# ASSIGNMENT:
Every line holding the string "Video" should be copied from the listing.

# RECORD EXTRACTS:
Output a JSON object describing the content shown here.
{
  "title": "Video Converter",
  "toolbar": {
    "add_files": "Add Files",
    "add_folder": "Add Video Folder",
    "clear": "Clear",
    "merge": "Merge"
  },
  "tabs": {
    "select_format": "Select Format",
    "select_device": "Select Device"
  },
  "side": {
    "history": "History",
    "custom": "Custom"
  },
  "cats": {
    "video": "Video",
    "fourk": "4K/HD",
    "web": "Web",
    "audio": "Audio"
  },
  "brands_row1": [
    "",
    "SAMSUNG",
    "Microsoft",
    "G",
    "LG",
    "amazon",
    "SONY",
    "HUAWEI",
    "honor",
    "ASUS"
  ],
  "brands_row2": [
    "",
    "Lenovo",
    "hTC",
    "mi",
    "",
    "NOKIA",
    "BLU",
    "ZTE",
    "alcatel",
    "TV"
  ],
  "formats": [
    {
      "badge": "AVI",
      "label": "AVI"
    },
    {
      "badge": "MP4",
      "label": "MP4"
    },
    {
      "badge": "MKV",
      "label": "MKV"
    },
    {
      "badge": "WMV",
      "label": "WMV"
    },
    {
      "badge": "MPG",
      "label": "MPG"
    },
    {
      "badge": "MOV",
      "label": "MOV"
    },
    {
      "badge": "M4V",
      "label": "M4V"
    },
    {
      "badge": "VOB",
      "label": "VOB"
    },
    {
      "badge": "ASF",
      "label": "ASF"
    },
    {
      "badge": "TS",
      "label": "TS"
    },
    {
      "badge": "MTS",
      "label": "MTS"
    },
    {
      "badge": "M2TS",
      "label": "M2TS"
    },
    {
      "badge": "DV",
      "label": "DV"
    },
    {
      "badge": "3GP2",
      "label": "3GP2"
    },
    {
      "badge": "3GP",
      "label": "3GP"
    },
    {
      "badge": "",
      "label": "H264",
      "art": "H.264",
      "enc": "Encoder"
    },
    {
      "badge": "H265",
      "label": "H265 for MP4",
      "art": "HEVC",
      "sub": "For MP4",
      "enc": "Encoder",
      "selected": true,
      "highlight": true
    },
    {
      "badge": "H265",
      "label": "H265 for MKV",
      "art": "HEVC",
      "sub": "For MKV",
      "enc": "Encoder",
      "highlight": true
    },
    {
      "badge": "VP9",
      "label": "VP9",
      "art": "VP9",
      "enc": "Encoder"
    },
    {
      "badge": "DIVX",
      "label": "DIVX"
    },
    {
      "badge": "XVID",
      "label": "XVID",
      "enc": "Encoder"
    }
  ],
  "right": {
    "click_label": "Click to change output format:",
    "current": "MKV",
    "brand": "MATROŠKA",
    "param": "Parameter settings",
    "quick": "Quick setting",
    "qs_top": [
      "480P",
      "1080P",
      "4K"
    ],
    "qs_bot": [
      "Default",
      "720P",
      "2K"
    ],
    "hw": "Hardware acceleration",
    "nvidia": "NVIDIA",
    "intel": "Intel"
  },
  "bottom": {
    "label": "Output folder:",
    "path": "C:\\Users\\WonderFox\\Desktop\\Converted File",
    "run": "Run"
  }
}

# RESPONSE FOR THIS EXERCISE:
  "title": "Video Converter",
    "add_folder": "Add Video Folder",
    "video": "Video",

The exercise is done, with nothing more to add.